I settled however for the beef patties in pepper sauce, which came in a big portion and did indeed taste good. To drink, I washed it away with a German weizen beer.
Prices in the Snälltåget restaurant wagon are certainly quite decent, with a hot dish costing around 10 euro (children’s menus are 6 euro).
Alcoholic drinks do however have prices you’d more expect for a Scandinavian train, with a beer or glass of wine costing 8 euro.
Soft drinks and coffee or tea are again more decently priced at 2.50 EUR. Credit cards and cash (Swedish krona) are both accepted.
During the few hours I spent in the dining car, service was impeccable and with a smile at all times.
Time went by fast doing some work on my laptop and drinking a few beers in the dining car.
Before I realised it, the staff of the dining car announced the last round as they had to close down a bit early before arrival in Stockholm.
I returned back to my seat and watched from the window as the train rolled into the Stockholm suburbs.

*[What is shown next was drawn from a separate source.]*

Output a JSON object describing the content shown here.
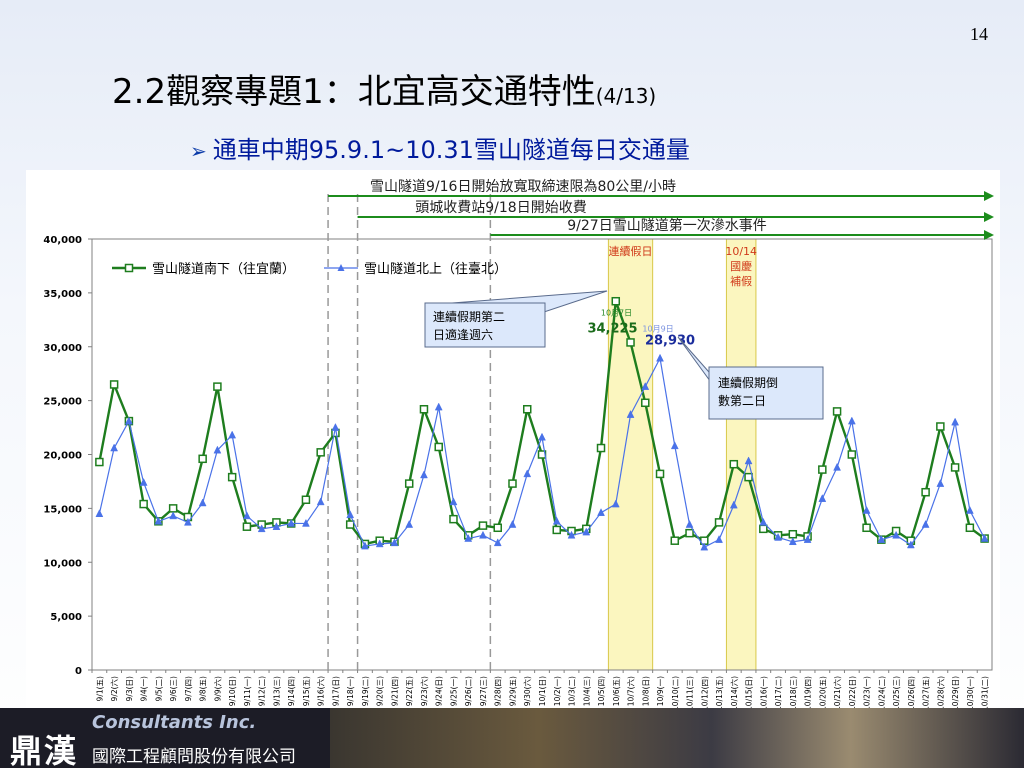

Minutes later, we pulled into Stockholm Central Station some five minutes behind schedule.
Other Snälltåget services
Besides the Malmö – Lund – Stockholm route, there are two other Snälltåget services which are of interest for tourists visiting Sweden.
First of all, this is the overnight train between Malmö, Stockholm and the Swedish ski resort of Åre.
In March 2021, Snälltåget will also start with an exciting new overnight service between Stockholm, Malmö, Copenhagen, Hamburg and Berlin – which is an exciting new addition to Europe’s train timetables as this is somewhat of a missing link.
The Snälltåget train service from Malmö/Lund to Stockholm pleasantly surprised me. Sure, the train is a tad old and some carriages might look a bit bare-bones, but don’t let cosmetics fool you.
The seats in the train are however perfectly comfortable and well adjusted to modern-day standards, as all seats have power sockets and there is WiFi internet. The compartments even look pretty good!
Booking the Snälltåget train couldn’t be easier, and I certainly appreciate being able to select my exact place on a seat map, a feature which only a select few train operators across Europe have as well.
Best of all is in my opinion Snälltåget’s classy dining car ‘Krogen’, which is just an excellent spot to enjoy a meal or drink while watching the scenery go by.
Is Snälltåget better than SJ? I think both products are competitive and both have their own advantages and disadvantages.
Snälltåget is likely a bit cheaper, but their departures are less frequent and the journey takes a bit longer.
On the other hand, I certainly prefer Snälltåget’s dining car above the bistro wagon on board the SJ X2000 train on the Malmö-Stockholm line.
In the end, I’d probably opt for whatever operator offers the best deal and most suitable departure time when deciding which train to pick!